PARIS – Airbus’ troubled A400M military plane has hit turbulence once again.
The cargo plane whose rollout went billions over budget and years over deadline is being grounded by numerous governments after a crash in Spain this weekend killed two pilots and two flight test engineers.
Though the crash is still unexplained, many of the governments who first ordered the A400M are keeping them in the hangars out of precaution, with leading buyer Germany openly criticizing its design. Shares in Airbus Group fell on the prospect of more trouble with the model.
Here’s a look at the case and the plane’s history of problems.
Airbus and government officials haven’t publicly announced the cause of the weekend’s crash near Seville, but the voice and flight data black boxes have been recovered and delivered to a Spanish judge investigating the case.
Airbus said the A400M has clocked roughly 2,000 hours in various military operations.
But concerns that the crash could be tied to the plane’s history of technical problems hit Airbus on Monday.
Four of the five countries that have received A400Ms — Britain, Germany, Malaysia and Turkey — grounded the plane.
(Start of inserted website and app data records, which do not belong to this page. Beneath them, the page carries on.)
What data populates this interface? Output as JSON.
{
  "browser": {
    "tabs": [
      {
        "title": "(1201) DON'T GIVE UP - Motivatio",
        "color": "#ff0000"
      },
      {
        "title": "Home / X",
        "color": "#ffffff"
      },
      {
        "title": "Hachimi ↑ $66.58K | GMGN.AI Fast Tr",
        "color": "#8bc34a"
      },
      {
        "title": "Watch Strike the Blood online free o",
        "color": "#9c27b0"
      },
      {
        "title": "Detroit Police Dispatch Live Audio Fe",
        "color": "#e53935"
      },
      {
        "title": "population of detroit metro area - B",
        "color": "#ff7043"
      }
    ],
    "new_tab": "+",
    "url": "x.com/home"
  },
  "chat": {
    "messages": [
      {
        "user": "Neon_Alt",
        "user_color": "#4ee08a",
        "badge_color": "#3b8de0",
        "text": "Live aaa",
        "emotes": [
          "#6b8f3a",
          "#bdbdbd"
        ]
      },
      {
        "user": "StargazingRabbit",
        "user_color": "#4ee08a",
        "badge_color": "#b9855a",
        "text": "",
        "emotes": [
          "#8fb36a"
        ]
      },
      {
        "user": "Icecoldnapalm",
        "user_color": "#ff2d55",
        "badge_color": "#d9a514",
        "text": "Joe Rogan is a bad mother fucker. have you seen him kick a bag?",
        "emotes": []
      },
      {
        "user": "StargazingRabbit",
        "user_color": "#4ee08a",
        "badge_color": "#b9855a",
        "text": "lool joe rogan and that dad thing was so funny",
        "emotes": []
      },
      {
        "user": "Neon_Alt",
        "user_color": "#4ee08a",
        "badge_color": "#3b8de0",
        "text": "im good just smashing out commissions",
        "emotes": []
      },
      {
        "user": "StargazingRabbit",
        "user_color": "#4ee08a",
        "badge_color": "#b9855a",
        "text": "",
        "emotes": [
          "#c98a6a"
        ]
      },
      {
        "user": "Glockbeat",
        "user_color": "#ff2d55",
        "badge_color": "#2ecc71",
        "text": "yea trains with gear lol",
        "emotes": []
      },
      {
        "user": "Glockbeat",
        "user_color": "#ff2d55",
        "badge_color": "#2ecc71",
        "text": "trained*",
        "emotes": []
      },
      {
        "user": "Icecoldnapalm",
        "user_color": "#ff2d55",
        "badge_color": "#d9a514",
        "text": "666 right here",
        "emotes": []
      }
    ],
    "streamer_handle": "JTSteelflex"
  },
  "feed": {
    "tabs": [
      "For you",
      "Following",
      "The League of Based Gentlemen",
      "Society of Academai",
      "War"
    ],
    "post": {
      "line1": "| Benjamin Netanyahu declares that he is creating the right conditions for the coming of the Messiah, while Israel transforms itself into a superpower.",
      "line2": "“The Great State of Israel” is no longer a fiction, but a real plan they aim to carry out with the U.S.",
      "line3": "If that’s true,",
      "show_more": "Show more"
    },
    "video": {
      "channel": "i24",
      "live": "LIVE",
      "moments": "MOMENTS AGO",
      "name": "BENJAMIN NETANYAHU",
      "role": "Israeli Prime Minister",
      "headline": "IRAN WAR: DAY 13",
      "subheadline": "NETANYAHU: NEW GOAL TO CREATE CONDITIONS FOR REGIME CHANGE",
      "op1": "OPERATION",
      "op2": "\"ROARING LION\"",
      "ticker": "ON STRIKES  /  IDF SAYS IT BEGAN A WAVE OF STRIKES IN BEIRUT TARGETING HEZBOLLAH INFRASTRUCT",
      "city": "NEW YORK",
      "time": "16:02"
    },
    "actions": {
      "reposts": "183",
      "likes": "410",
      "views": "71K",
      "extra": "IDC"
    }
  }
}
France has the most in operation of any country — six — and said it was would only use the aircraft in urgent operations.
Airbus shares slumped over 4.5 per cent before recovering slightly to close 2.1 per cent lower.
From its conception, the A400M — billed as an alternative to airlifters like Lockheed Martin’s C-130 Hercules — was ambitious in operational and organizational terms.
With seven launch countries, and seen as a bellwether of European co-operation on military matters, the A400M was forced to reconcile many competing constituencies. Countries had differing conceptions of how they planned to use the plane.
The result was that the 20 billion-euro ($22 billion) project ran about 5 billion euros over budget and four years behind schedule.
In 2010, the program nearly collapsed and saved only after an infusion of new government funds.
European nations have long been hampered by the shortfall in strategic military airlift capabilities. In the 1990s, they struggled to deploy forces to nearby trouble spots in Bosnia and Kosovo without using U.S. Air Force transports such as the Boeing C-17 Globemaster III.
The A400M uses the largest turboprop engines ever fitted onto a Western aircraft. Because the turboprops are mounted high on the wing, Airbus says, the plane can fly into unprepared airstrips where jet-powered transports with engines that are slung low under the wing face the danger of ingesting runway debris.
Airbus has projected to sell hundreds of A400Ms. So far, it has received order for 174 and delivered twelve.
Germany in particular has been eager for this plane, ordering 53.
But it has not been completely happy with the result. German Defence Ministry spokesman Uwe Roth said the military’s only A400M was in a test phase, and had shown a “large number of shortcomings” so far. Germany was set to receive five more this year, but Roth said Airbus had notified the German government that there would be delays and that they would only know in the second half of the year how many could be expected and when.
Airbus says it is continuing the A400M flight-test program as planned in Toulouse, France, where the company has its headquarters.
In a symbolic show of confidence in the plane, Fernando Alonso, the head of military aircraft at Airbus Defence and Space, is expected to take part in Tuesday’s test as a flight engineer, company officials said. Alonso took up his post in January, after Airbus dismissed his predecessor following complaints by governments about continued delays.
Meanwhile, analysts say the financial hit to Airbus is likely to be limited as the countries backing the program are in too deep to pull out now.
“It’s a ten-year program that unfortunately has faced a lot of delays, but the plane flying today … doesn’t have a competitor,” said Ludovic Eyt-Dessus of Montsegur Finance in Paris. “I don’t think the incident this weekend will have an impact on the program and its development, but customers may just have to wait before using the airplane.”
The plane has also had some successes it can point to. France has used it in hard-to-reach areas of Africa and to deploy troops in Mali — where French forces have played a crucial role in keeping Islamic militant fighters at bay. Turkey, which has two, has used the plane to shuttle troops and gear to Afghanistan.
Alan Clendenning and Ciaran Giles in Madrid, David Rising in Berlin and Nicolas Garriga in Reims, France, contributed to this report.